Top of RECORDS FOR PROCESSING

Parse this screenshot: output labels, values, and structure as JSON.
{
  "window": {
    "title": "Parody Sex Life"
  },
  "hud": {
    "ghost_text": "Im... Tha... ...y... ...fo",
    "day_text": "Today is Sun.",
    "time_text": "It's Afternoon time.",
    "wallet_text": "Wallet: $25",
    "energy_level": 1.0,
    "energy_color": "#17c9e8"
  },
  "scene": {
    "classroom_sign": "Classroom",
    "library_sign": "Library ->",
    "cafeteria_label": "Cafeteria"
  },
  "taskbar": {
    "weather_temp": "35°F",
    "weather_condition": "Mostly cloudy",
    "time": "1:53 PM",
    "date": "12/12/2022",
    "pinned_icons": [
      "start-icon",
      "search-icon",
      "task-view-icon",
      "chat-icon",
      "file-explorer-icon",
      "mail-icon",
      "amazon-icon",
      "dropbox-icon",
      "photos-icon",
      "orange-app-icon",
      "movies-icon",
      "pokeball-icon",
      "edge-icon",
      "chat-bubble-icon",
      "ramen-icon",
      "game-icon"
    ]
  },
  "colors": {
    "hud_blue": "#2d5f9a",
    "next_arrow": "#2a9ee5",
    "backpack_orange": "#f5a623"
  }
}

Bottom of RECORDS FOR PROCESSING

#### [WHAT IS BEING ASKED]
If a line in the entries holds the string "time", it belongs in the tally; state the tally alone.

#### [RESPONSE BOX]
2